Oslo also had nice sunny weather today but it was cold and the first frost will surely come soon. Maridalen delivered a good autumn days birding though. The Great White Egret was last seen on Saturday but the first (if small) movement of ducks was evident with 4 Common Scoter, 6 Goosander, 6 Goldeneye, a Red-breasted Merganser and a Tufted Duck on the lake today. A few Greylag were also on the lake and the Whooper Swan family is still in the valley along with some Mallard so actually a good wildfowl day.

A Jack Snipe in snipe marsh was the first sighting in Oslo this year and looked to be new in with no tracks or droppings to be seen. There were lots of finches flying around and amongst a small flock of Common Redpolls I had a pale northern, aka Arctic bird – one of those flying snowballs. Five Parrot Crossbills flying north were the first I have had in southern Norway this autumn but there is a serious influx occurring with birds all along the coast (including Værøy when I was there) and birds have also crossed the North Sea to Scotland.
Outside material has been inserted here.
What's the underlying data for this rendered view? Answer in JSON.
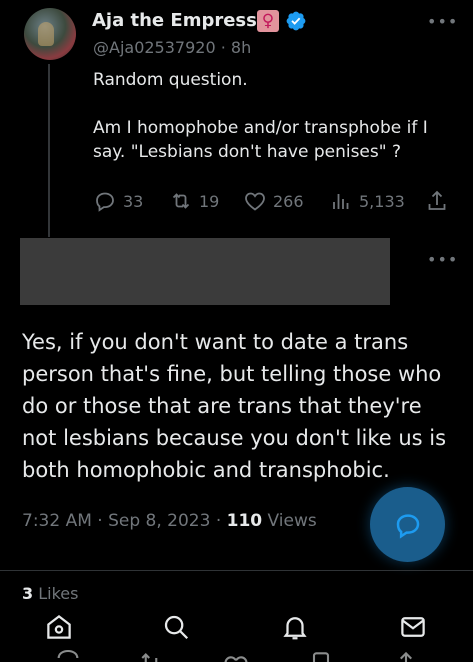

Buntings were only represented by Yellowhammer and Reed Bunting but I reckon I can pull a Lapland or even better a Little Bunting out of the bag over the next few weeks. There were small flocks of Redwings and Fieldfares feeding on rowan berries and a Mistle Thrush was a rare autumn sighting.

There was no movement of raptors but I did have three Goshawk and single of Common Buzzard and Sparrowhawk.
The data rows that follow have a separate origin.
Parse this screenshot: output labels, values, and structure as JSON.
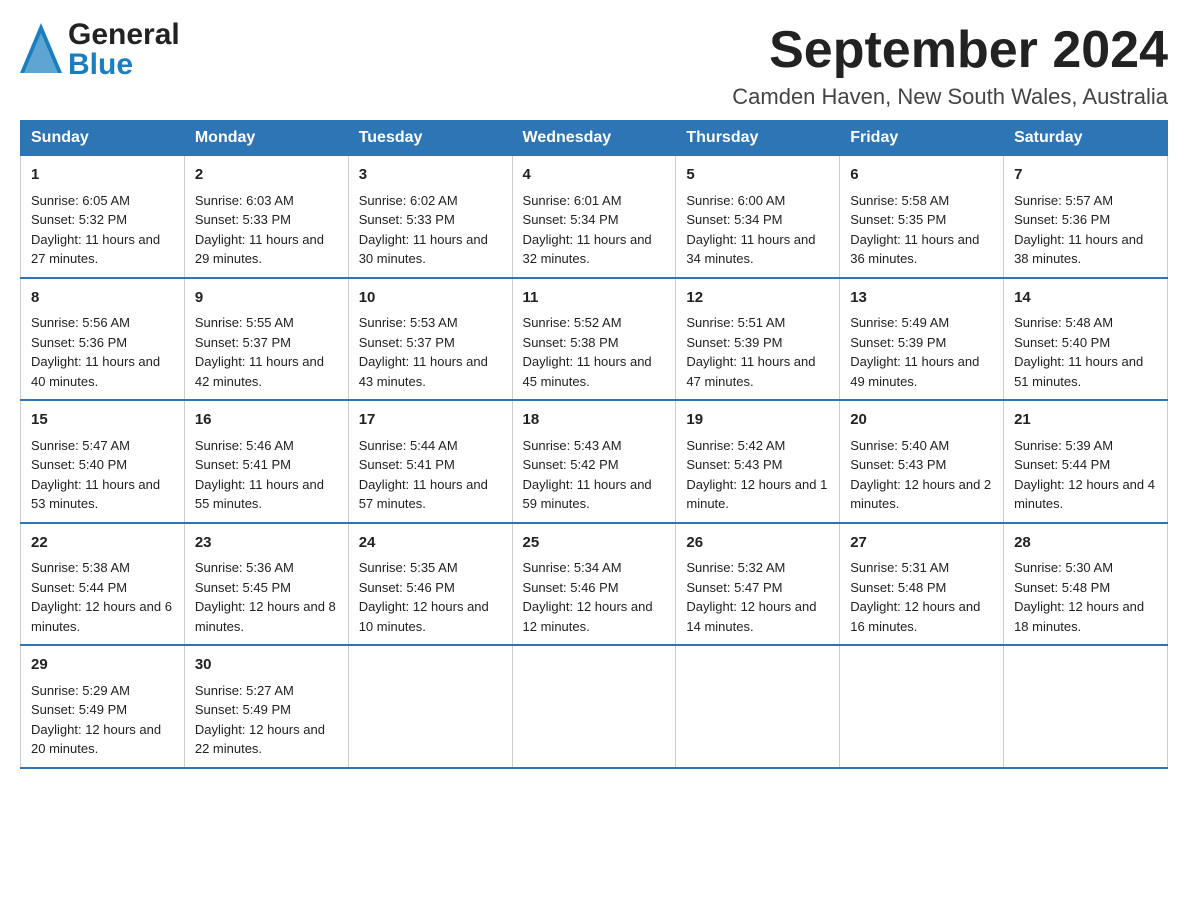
{
  "header": {
    "logo_general": "General",
    "logo_blue": "Blue",
    "month_title": "September 2024",
    "location": "Camden Haven, New South Wales, Australia"
  },
  "days_of_week": [
    "Sunday",
    "Monday",
    "Tuesday",
    "Wednesday",
    "Thursday",
    "Friday",
    "Saturday"
  ],
  "weeks": [
    [
      {
        "day": "1",
        "sunrise": "6:05 AM",
        "sunset": "5:32 PM",
        "daylight": "11 hours and 27 minutes."
      },
      {
        "day": "2",
        "sunrise": "6:03 AM",
        "sunset": "5:33 PM",
        "daylight": "11 hours and 29 minutes."
      },
      {
        "day": "3",
        "sunrise": "6:02 AM",
        "sunset": "5:33 PM",
        "daylight": "11 hours and 30 minutes."
      },
      {
        "day": "4",
        "sunrise": "6:01 AM",
        "sunset": "5:34 PM",
        "daylight": "11 hours and 32 minutes."
      },
      {
        "day": "5",
        "sunrise": "6:00 AM",
        "sunset": "5:34 PM",
        "daylight": "11 hours and 34 minutes."
      },
      {
        "day": "6",
        "sunrise": "5:58 AM",
        "sunset": "5:35 PM",
        "daylight": "11 hours and 36 minutes."
      },
      {
        "day": "7",
        "sunrise": "5:57 AM",
        "sunset": "5:36 PM",
        "daylight": "11 hours and 38 minutes."
      }
    ],
    [
      {
        "day": "8",
        "sunrise": "5:56 AM",
        "sunset": "5:36 PM",
        "daylight": "11 hours and 40 minutes."
      },
      {
        "day": "9",
        "sunrise": "5:55 AM",
        "sunset": "5:37 PM",
        "daylight": "11 hours and 42 minutes."
      },
      {
        "day": "10",
        "sunrise": "5:53 AM",
        "sunset": "5:37 PM",
        "daylight": "11 hours and 43 minutes."
      },
      {
        "day": "11",
        "sunrise": "5:52 AM",
        "sunset": "5:38 PM",
        "daylight": "11 hours and 45 minutes."
      },
      {
        "day": "12",
        "sunrise": "5:51 AM",
        "sunset": "5:39 PM",
        "daylight": "11 hours and 47 minutes."
      },
      {
        "day": "13",
        "sunrise": "5:49 AM",
        "sunset": "5:39 PM",
        "daylight": "11 hours and 49 minutes."
      },
      {
        "day": "14",
        "sunrise": "5:48 AM",
        "sunset": "5:40 PM",
        "daylight": "11 hours and 51 minutes."
      }
    ],
    [
      {
        "day": "15",
        "sunrise": "5:47 AM",
        "sunset": "5:40 PM",
        "daylight": "11 hours and 53 minutes."
      },
      {
        "day": "16",
        "sunrise": "5:46 AM",
        "sunset": "5:41 PM",
        "daylight": "11 hours and 55 minutes."
      },
      {
        "day": "17",
        "sunrise": "5:44 AM",
        "sunset": "5:41 PM",
        "daylight": "11 hours and 57 minutes."
      },
      {
        "day": "18",
        "sunrise": "5:43 AM",
        "sunset": "5:42 PM",
        "daylight": "11 hours and 59 minutes."
      },
      {
        "day": "19",
        "sunrise": "5:42 AM",
        "sunset": "5:43 PM",
        "daylight": "12 hours and 1 minute."
      },
      {
        "day": "20",
        "sunrise": "5:40 AM",
        "sunset": "5:43 PM",
        "daylight": "12 hours and 2 minutes."
      },
      {
        "day": "21",
        "sunrise": "5:39 AM",
        "sunset": "5:44 PM",
        "daylight": "12 hours and 4 minutes."
      }
    ],
    [
      {
        "day": "22",
        "sunrise": "5:38 AM",
        "sunset": "5:44 PM",
        "daylight": "12 hours and 6 minutes."
      },
      {
        "day": "23",
        "sunrise": "5:36 AM",
        "sunset": "5:45 PM",
        "daylight": "12 hours and 8 minutes."
      },
      {
        "day": "24",
        "sunrise": "5:35 AM",
        "sunset": "5:46 PM",
        "daylight": "12 hours and 10 minutes."
      },
      {
        "day": "25",
        "sunrise": "5:34 AM",
        "sunset": "5:46 PM",
        "daylight": "12 hours and 12 minutes."
      },
      {
        "day": "26",
        "sunrise": "5:32 AM",
        "sunset": "5:47 PM",
        "daylight": "12 hours and 14 minutes."
      },
      {
        "day": "27",
        "sunrise": "5:31 AM",
        "sunset": "5:48 PM",
        "daylight": "12 hours and 16 minutes."
      },
      {
        "day": "28",
        "sunrise": "5:30 AM",
        "sunset": "5:48 PM",
        "daylight": "12 hours and 18 minutes."
      }
    ],
    [
      {
        "day": "29",
        "sunrise": "5:29 AM",
        "sunset": "5:49 PM",
        "daylight": "12 hours and 20 minutes."
      },
      {
        "day": "30",
        "sunrise": "5:27 AM",
        "sunset": "5:49 PM",
        "daylight": "12 hours and 22 minutes."
      },
      null,
      null,
      null,
      null,
      null
    ]
  ]
}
Jack Snipe (kvartbekkasin) - in typical style it flew up at very close range on weak wings before landing again not very far away

Whooper Swan (sangsvane) family

Tuesday, 3 October 2017

The sunny Dale

Rain this morning turned into a sunny, warm afternoon and Jr needed little persuading that a walk in Maridalen would be good for the body and soul. We spied a few Egret twitchers and the egret itself which eventually allowed itself to be photographed through some bushes. I saw it catch a fish so it looks like it is thriving here and may well become a long-term fixture.

The warm weather led to a raptor bonanza with, in just over an hour, there being 20 Common Buzzards, 1 Rough-legged Buzzard, 3 Sparrowhawks and 2 Goshawks. In terms of quantity I think this must the most productive raptor session I have had in the Dale. The Buzzards were all heading south except for one of the Commons which seems resident in the valley at the moment. An adult Great Grey Shrike also showed plus a late Wheatear.

The sun also brought out butterflies with 4 Red Admirals, 3 Brimstones and an unidentified white. There were also a few dragonflies.

Great White Egret (egretthegre) with lunch. There was a lot of branches between the bird and I

swallowing lunch

the egret took a short flight to join this Grey Heron and called frequently whilst in flight

Great Grey Shrike (varsler) - an adult due to the solid dark lores and jet black bill

Long-tailed Tit (stjertmeis)

Common Darter (Rødbrun høstlibelle)

black darter (svart høstlibelle ) I believe

Wheatear (steinskvett) and Tree Sparrow (pilfink)